Back to Insights

Using Your Health Savings Account as a Tax and Retirement Planning Tool

February 14, 2023 3 Min Read Tax Strategy, Individual Tax
Brian D. Kitchen, CPA, MT
Brian D. Kitchen, CPA, MT Director, Tax Strategies

Health Savings Accounts (HSAs) have grown in popularity over the past decade as more employers and employees opt into high deductible health plans (HDHP).

Below is an overview of the tax benefits as well as important facts regarding participating in HSAs.

Tax Deductibility

  • Maximum Contribution for 2023: Maximum contributions for those participating in a HDHP and contributing to an HSA are as follows:
    • Self-only coverage: $3,850
    • Family coverage: $7,750
  • Employees: Contributions to HSAs are tax deductible in the year made. Those employees participating in a HDHP are generally eligible to participate through their employer’s plan with pre-tax money. Contributions to an HSA via payroll allow for automated deductions for federal, FICA (Federal Insurance Contributions Act), and most state and local payroll taxes.
  • Employee-Owners of S-Corporations: Contributions to HSAs are tax deductible in the year made. However, the IRS requires more than two percent S-Corporation shareholder-employees and their family members who are also employees to make contributions outside of the employer’s plan. The tax deduction for contributions is reflected on the federal and most state tax returns.

Tax-Free Growth and Expense Reimbursement
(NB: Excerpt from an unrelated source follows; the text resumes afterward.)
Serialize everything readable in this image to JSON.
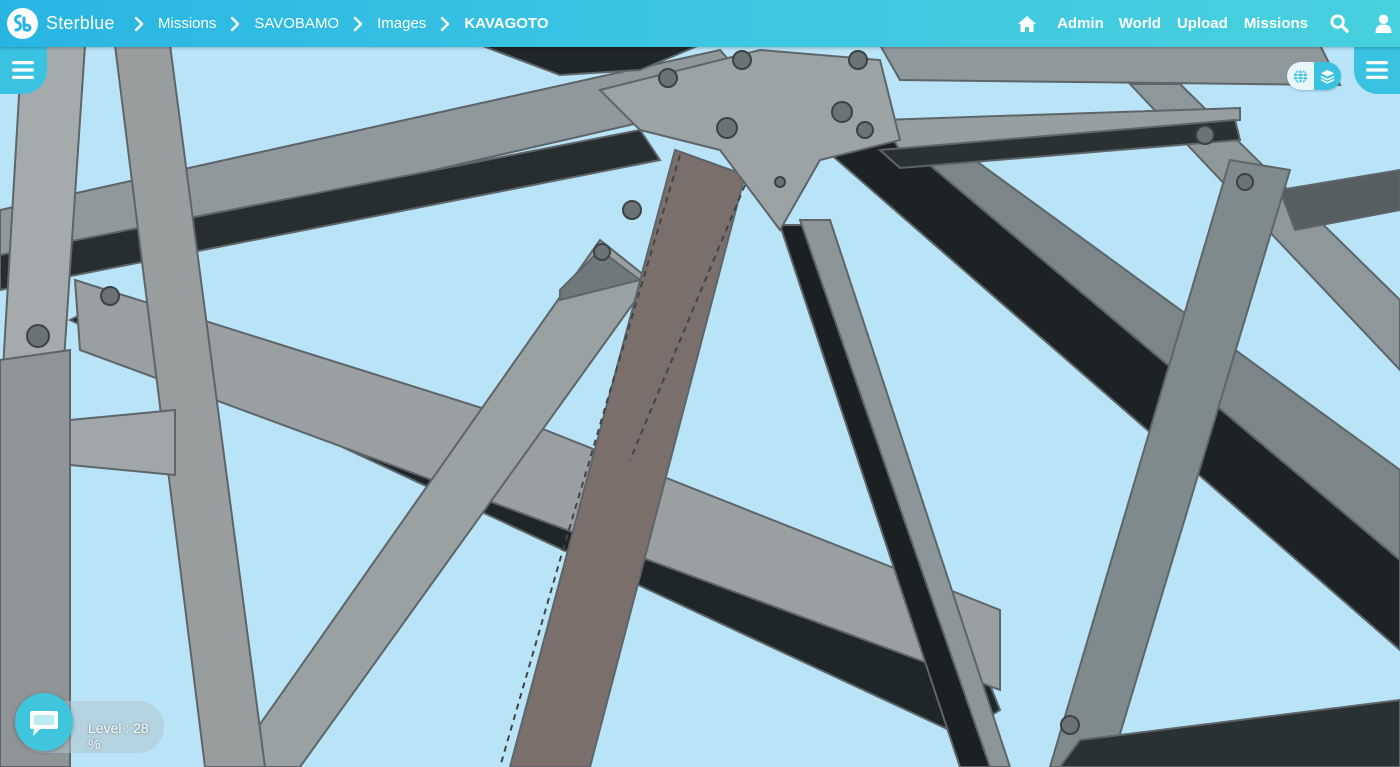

Most HSA custodians allow an account owner to invest the account balance. The earnings and any growth are tax-free as long as the balance remains within the account and any distributions from the account are used for qualified medical expenses.

Additionally, once the HSA is established, any future qualified medical expenses incurred are eligible for reimbursement. This allows for the account to grow tax-free and provides the account owner the flexibility to be reimbursed either immediately or in the future for any eligible medical expenses. It is vital to maintain and track annual medical expenses if reimbursement is to be deferred to a future tax year to ensure the distribution is tax-free.

Funding Expenses in Retirement

HSAs offer another benefit for account owners when they retire. The accounts can be used to pay for certain insurance premiums. Eligible premiums include COBRA, health care continuation coverage, and Medicare premiums, including Part B and Part D coverage. Long-term care premiums are also eligible HSA expenses, subject to the annual IRS limits.

An HSA can be an effective tax planning tool for both employees and business owners. The benefits of participating go far beyond the year of contribution, and if used strategically, can provide significant long-term tax benefits. Contact your Kreischer Miller Relationship Director or any member of our Tax Strategies group to discuss how to maximize the benefits of your HSA contributions.

You may also like:

Contact the Author

Brian D. Kitchen, CPA, MT

Brian D. Kitchen, CPA, MT

Director, Tax Strategies

Business Tax Specialist, Individual Tax Specialist

Contact Us

We invite you to connect with us to discuss your needs and learn more about the Kreischer Miller difference.
Contact Us
You are using an unsupported version of Internet Explorer. To ensure security, performance, and full functionality, please upgrade to an up-to-date browser.